Overall, the array of nine drivers filled the room with sound, and despite Sonos' reluctance to talk about its products' wattages, the Playbar can really crank up the volume. We're talking wake-the-neighbors loud, and should you be so inclined, we detected no distortion during our (brief) time spent listening at max output. Needless to say, if you're looking for the Playbar to serve as the centerpiece for your next party you won't be disappointed.
Despite the Playbar's well-rounded abilities, we'd be remiss not to mention just how much better the listening experience is when it's paired with a Sonos Sub. For all the Playbar does well, it lacks the low-end punch of a subwoofer, and we sometimes missed that capability, particularly when watching movies. Those six 8-centimeter drivers simply cannot deliver the low, rumbling bass that is integral to a truly great theatrical experience. That's not to say the Playbar doesn't deliver good home theater audio on its own; it's just that having heard the soundbar in concert with the Sub, without one, it's a noticeably diminished experience. Naturally, home theater sound can be improved further by deploying a couple of Play:3s as satellite speakers to create a true 5.1 surround system, but adding the Sub is what really fills in the Playbar's sonic gaps.
Sonos' Playbar is an expertly constructed, excellent-sounding soundbar, but at $700 it poses a significant challenge; it's hardly an impulse buy. Pair it with a Sub for a truly great home theater audio experience, and that tally rises to $1,300 or $1,400 (not counting another $50 for a Sonos Bridge). An extravagant sum when compared to, say, Vizio's forthcoming highly regarded soundbar and wireless sub system.

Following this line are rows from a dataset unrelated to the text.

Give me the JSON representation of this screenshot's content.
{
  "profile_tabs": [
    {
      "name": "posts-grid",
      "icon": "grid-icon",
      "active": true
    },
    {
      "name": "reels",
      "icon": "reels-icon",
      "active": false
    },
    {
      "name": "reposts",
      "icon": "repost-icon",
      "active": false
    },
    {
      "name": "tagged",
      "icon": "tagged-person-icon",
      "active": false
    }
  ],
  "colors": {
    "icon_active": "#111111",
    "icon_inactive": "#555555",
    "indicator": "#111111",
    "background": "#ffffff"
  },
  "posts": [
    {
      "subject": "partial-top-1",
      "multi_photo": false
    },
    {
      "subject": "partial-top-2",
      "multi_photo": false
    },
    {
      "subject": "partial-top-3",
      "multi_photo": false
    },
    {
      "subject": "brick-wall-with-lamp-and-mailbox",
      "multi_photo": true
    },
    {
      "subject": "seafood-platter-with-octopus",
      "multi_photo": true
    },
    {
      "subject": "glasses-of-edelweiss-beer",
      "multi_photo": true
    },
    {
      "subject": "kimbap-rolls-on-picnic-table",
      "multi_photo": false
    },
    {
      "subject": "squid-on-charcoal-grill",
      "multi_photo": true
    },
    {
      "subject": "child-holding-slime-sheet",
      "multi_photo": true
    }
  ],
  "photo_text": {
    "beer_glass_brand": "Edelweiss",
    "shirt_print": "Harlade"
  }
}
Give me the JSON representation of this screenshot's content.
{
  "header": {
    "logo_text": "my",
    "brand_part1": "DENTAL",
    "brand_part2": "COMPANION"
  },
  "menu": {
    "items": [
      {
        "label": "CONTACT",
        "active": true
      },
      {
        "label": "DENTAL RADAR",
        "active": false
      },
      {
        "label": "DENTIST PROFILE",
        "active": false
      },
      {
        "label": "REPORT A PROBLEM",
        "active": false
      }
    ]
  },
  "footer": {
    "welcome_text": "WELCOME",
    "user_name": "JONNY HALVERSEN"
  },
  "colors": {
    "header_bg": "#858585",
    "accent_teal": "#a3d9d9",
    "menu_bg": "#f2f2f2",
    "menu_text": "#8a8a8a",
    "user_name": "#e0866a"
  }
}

Vizio's offering will stream music via Bluetooth, comes with a pair of satellite speakers and delivers near-Sonos quality sound for a mere $329. However, you don't get the all-in-one music streaming solution of the Sonos Controller, the Playbar's robust and well-engineered hardware, nor the elegant simplicity of setup that only Sonos provides. So, while the Playbar may not necessarily represent the best bang for your buck when it comes to home theater systems, it does offer a superior user experience -- and if you have the financial means, you won't be disappointed by its performance. Put it this way: this is one review unit we wish we didn't have to send back.